Reducing Carbon Dioxide Emissions from Daily Travel: Insights from Germany

Between 1990 and 2010, Germany reduced carbon dioxide emissions from passenger transportation by 15 percent while emissions in the United States increased by 12 percent. In addition, between 1990 and 2010, the fuel efficiency of the German vehicle fleet improved at a faster rate than in the United States—from 9.5 to 7.5 liters per 100 kilometers or 27.9 to 33.9 mpg in Germany, compared with 12.1 to 11.2 liters per 100 kilometers or 22.4 to 24.0 mpg in the United States. This article compares policies and travel behavior in Germany and the U.S. to explain why Germany has been more successful than the U.S. at reducing emissions. Factors affecting emission levels in Germany include: higher and increasing gas taxes, an increased share of fuel efficient diesel vehicles, higher utilization of public transportation, local initiatives to promote walking and cycling, and land use planning that fosters shorter trip distances and higher population densities.


  • English

Media Info

  • Media Type: Digital/other
  • Features: Photos; References;
  • Pagination: pp 3-7
  • Serial:
    • TR News
    • Issue Number: 301
    • Publisher: Transportation Research Board
    • ISSN: 0738-6826
  • Publication flags:

    Open Access (libre)

Subject/Index Terms

Filing Info
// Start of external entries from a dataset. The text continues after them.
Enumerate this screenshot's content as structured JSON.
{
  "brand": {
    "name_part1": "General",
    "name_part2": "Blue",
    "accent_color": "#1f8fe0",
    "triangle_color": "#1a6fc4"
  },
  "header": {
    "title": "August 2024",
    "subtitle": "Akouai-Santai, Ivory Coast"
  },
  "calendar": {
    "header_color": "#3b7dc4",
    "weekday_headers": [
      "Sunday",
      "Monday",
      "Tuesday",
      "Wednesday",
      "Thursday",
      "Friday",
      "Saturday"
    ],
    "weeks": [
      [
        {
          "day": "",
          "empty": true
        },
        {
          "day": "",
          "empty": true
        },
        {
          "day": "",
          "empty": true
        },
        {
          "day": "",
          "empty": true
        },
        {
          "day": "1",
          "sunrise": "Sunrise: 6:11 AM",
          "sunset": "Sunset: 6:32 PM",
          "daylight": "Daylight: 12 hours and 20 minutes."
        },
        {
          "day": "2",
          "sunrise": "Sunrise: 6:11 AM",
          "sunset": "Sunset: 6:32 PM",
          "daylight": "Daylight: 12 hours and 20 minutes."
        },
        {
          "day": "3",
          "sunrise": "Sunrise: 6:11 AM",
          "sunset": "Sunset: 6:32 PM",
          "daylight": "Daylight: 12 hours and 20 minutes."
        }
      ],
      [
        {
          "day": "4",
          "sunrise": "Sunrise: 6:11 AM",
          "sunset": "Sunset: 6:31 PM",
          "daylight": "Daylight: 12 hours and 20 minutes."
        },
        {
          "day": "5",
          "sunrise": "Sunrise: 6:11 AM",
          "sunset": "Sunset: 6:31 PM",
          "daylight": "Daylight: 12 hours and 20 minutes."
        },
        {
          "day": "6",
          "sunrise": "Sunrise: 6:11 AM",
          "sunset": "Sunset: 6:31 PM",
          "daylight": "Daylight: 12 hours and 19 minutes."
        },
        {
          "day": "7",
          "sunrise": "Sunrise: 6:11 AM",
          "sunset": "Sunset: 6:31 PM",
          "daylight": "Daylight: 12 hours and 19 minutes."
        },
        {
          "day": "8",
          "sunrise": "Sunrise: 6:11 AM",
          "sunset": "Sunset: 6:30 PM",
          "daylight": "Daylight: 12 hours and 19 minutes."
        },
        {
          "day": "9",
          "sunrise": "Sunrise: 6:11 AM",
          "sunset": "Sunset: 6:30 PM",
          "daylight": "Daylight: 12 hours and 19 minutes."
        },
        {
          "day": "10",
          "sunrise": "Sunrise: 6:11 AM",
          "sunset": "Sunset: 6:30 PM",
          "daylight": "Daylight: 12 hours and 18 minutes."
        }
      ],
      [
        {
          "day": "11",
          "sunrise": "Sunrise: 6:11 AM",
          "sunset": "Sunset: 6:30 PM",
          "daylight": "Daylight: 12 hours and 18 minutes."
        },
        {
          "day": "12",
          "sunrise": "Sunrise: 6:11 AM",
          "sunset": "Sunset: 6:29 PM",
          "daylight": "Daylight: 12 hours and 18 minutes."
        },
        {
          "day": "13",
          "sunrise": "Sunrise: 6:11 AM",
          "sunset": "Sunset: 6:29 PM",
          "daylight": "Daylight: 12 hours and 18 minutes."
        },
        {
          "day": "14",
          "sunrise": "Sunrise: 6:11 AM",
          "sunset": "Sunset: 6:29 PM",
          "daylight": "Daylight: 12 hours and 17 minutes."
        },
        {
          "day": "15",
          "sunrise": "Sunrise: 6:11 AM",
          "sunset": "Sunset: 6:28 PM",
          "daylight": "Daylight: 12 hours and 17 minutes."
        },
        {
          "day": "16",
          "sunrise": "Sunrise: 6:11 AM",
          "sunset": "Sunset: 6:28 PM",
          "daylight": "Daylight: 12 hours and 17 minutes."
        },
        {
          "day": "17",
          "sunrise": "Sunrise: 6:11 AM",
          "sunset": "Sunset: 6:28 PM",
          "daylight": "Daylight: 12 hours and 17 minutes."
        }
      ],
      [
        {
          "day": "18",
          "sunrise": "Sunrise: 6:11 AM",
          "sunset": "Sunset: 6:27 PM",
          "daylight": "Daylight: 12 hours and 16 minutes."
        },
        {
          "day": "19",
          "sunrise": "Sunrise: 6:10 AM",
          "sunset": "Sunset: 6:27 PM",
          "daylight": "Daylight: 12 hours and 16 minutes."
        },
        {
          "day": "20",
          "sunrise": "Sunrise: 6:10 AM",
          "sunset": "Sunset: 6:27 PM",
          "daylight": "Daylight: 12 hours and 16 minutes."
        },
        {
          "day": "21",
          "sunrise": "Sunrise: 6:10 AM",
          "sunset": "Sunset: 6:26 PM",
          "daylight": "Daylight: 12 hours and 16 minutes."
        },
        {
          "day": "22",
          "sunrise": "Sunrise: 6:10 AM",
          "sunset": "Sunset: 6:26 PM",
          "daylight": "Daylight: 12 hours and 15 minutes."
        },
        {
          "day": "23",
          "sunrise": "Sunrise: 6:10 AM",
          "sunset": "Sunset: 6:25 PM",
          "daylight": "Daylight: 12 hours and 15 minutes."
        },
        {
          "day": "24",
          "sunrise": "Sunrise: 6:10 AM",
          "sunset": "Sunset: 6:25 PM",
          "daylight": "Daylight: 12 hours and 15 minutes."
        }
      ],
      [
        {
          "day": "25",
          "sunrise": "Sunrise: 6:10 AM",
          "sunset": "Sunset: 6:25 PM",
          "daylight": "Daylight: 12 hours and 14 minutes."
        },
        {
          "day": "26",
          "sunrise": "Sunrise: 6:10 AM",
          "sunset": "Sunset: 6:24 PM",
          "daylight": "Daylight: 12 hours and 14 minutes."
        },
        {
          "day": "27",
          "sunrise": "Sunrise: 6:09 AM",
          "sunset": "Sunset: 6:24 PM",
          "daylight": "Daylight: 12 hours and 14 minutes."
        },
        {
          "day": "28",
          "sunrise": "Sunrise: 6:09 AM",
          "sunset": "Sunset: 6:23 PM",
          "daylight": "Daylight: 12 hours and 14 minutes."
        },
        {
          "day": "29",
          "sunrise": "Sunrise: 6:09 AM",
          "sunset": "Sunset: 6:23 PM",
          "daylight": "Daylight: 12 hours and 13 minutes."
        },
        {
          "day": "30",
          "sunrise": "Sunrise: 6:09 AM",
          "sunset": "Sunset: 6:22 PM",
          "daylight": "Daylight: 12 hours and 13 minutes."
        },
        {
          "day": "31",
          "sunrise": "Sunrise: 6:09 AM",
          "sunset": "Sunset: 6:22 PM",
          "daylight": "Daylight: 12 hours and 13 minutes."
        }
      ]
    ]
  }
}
  • Accession Number: 01594574
  • Record Type: Publication
  • Files: TRIS, TRB, ATRI
  • Created Date: Mar 24 2016 4:36PM